Alphabet third quarter results fall as giant struggles to compete with TikTok

Alphabet revenue fell below analysts’ expectations in the third quarter, it announced on Tuesday, as it continues to battle an industry-wide tech slowdown.

Alphabet revenue fell below analysts’ expectations in the third quarter, it announced on Tuesday, as it continues to battle an industry-wide tech slowdown.

The company reported a third quarter revenue of $69bn, up 6% from last year but lower than analyst estimates of $70.9bn. Like many tech and social media firms, Alphabet is struggling to compete with TikTok amid a broader economic downturn.

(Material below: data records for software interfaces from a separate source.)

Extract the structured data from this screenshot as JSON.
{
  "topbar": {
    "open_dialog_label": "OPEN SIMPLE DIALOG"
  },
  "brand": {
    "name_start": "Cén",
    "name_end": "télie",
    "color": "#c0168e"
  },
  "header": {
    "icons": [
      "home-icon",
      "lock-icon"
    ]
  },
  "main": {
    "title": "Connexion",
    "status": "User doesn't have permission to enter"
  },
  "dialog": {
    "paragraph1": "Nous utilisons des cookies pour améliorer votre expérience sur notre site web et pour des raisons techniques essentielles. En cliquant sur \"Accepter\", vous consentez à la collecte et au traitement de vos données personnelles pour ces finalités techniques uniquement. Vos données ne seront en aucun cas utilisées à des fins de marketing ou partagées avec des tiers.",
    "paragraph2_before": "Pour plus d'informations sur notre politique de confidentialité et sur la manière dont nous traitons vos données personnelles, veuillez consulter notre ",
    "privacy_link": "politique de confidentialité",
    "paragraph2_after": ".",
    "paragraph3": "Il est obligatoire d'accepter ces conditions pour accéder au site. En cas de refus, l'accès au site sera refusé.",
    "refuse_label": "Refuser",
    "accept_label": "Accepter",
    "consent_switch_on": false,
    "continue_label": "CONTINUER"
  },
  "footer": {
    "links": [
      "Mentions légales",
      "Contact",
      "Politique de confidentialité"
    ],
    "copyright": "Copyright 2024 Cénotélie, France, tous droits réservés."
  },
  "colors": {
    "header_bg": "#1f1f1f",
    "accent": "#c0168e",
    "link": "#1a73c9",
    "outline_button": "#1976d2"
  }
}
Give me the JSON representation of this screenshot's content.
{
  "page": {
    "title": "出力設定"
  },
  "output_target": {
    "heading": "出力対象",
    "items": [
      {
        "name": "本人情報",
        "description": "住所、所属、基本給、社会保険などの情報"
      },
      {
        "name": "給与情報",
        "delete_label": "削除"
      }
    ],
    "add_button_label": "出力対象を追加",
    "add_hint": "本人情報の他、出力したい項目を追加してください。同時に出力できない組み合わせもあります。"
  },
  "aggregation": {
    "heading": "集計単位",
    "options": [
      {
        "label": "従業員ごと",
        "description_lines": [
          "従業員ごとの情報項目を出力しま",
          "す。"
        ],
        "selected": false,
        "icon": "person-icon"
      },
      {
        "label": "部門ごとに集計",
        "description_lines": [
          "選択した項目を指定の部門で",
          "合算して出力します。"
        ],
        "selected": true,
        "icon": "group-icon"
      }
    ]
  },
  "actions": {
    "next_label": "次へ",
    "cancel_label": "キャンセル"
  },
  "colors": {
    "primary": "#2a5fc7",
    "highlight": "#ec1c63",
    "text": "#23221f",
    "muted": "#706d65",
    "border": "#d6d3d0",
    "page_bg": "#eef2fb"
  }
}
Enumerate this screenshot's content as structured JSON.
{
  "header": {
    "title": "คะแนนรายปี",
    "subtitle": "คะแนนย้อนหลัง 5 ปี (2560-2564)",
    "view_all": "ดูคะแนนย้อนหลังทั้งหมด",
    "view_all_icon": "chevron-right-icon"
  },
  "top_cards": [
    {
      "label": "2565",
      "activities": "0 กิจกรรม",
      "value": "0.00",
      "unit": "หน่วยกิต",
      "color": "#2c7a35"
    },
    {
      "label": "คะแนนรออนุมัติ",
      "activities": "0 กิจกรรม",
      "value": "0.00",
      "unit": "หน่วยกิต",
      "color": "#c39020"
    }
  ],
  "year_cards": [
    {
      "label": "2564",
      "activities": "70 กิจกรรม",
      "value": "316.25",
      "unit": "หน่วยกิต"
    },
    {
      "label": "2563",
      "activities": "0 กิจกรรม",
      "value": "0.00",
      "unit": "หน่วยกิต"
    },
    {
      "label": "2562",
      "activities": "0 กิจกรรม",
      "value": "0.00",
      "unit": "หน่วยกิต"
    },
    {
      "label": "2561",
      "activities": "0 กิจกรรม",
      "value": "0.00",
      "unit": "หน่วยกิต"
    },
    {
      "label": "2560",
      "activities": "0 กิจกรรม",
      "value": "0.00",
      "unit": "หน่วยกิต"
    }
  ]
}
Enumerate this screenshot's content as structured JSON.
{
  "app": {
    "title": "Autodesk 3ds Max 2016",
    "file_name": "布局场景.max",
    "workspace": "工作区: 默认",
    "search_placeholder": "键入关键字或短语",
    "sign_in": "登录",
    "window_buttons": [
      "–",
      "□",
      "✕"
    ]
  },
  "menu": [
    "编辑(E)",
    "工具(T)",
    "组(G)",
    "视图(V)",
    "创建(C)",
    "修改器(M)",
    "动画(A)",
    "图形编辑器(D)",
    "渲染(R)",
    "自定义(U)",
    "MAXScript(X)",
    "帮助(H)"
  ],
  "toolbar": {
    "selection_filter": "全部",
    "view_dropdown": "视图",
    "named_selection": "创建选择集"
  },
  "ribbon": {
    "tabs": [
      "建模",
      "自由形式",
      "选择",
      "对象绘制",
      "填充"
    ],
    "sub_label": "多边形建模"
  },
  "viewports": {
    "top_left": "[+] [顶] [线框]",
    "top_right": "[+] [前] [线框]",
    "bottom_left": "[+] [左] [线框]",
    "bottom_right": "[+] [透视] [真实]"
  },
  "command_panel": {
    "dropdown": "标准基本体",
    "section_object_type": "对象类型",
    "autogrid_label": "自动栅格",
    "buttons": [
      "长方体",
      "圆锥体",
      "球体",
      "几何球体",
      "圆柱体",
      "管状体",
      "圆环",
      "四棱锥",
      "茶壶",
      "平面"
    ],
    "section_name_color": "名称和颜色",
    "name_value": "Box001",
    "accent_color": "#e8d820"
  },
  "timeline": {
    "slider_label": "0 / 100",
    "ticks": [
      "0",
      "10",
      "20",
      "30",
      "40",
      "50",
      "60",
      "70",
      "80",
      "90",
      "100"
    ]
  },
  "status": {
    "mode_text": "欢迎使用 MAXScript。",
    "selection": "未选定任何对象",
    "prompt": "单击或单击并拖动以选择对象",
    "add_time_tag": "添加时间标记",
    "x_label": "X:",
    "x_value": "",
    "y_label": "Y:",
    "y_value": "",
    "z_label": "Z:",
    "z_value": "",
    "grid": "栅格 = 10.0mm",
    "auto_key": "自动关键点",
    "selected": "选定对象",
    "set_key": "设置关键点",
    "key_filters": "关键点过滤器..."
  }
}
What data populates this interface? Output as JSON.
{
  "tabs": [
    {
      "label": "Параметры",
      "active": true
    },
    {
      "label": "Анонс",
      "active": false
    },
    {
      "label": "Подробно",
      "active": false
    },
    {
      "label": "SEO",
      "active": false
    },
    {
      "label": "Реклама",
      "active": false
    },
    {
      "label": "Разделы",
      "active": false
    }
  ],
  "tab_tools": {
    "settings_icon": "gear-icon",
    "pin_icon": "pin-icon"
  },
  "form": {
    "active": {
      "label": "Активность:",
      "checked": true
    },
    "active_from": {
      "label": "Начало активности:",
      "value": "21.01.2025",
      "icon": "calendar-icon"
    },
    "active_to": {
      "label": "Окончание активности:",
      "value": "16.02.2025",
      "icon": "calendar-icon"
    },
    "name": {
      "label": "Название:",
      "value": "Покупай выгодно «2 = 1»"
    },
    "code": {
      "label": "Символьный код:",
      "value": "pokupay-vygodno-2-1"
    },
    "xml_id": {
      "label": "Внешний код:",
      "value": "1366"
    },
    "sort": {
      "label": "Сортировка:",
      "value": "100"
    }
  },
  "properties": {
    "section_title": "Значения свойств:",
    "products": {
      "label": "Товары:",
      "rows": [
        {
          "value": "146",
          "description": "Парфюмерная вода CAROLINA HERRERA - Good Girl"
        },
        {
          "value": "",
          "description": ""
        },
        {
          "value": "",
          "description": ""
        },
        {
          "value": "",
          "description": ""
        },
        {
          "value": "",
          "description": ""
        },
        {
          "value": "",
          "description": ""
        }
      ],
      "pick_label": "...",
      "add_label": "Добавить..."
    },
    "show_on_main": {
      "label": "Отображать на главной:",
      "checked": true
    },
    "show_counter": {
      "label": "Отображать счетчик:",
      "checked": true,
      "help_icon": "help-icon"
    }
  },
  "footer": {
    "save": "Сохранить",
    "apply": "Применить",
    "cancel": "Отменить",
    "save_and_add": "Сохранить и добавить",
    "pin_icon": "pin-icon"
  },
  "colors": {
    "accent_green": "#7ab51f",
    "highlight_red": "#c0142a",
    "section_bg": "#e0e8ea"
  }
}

“Once again, YouTube growth slowed to a crawl amid tough competition from TikTok and other players in the video-streaming space,” said Jesse Cohen, senior analyst at “Alphabet is being negatively impacted by worsening macroeconomic headwinds, such as soaring inflation and worries about a possible recession.”

Chief executive Sundar Pichai said in a statement that Alphabet is “sharpening [its] focus on a clear set of product and business priorities”, including new ways to monetize YouTube shorts and improvements to Search and Cloud.

Shares were down more than 5% in after hours trading as the results bolstered ongoing concerns about the impact of recession fears and other macroeconomic headwinds. The miss comes after poor results from its smaller rival Snap sparked inflation fears in the tech sector and temporarily wiped out $40bn in market capitalization.

Advertising spending tends to slow during economic downturns, and Alphabet’s disappointing earnings show it is not immune to such challenges, experts said. Google’s advertising revenue was $54.5bn in the third quarter, compared with $53.1bn last year, but came in below analysts’ expectations.

YouTube ad revenue in particular shrank for the first time since the company started reporting YouTube earnings separately in late 2019, falling about 2% to $7bn from $7.2bn this time last year.

“Despite being seen as one of the most insulated companies in the advertising space relative to peers, Google’s poor quarter is the latest sign that worsening fundamentals and a tough macroeconomic environment are prompting advertisers to cut back on spending,” Cohen said.

Alphabet in August announced it would slow and even freeze hiring in some departments in response to these concerns. Chief financial officer Ruth Porat said in a call with investors on Tuesday that the slowdown will not become apparent until 2023. The company added nearly 13,000 employees in this quarter and expects to add less than half of that in the upcoming quarter.

“Within the slower headcount growth next year, we will continue hiring for critical roles, particularly focused on top engineering and technical talent,” she said, adding that the changes are part of an “optimization process” to free up resources.

The report comes as the tech sector makes a departure from years of gains throughout the pandemic. Microsoft also reported lower-than-expected earnings on Tuesday, with a 14% drop in profit for the July-September quarter compared to the same time last year.

With the ongoing slowdown and the difficult results from Alphabet, investors will be keeping a close eye on other tech giants this week as Meta, Amazon, Apple and Uber also share results in coming days.

“This disappointing quarter for Google signifies hard times ahead if market conditions continue to deteriorate,” said Evelyn Mitchell, principal analyst at Insider Intelligence.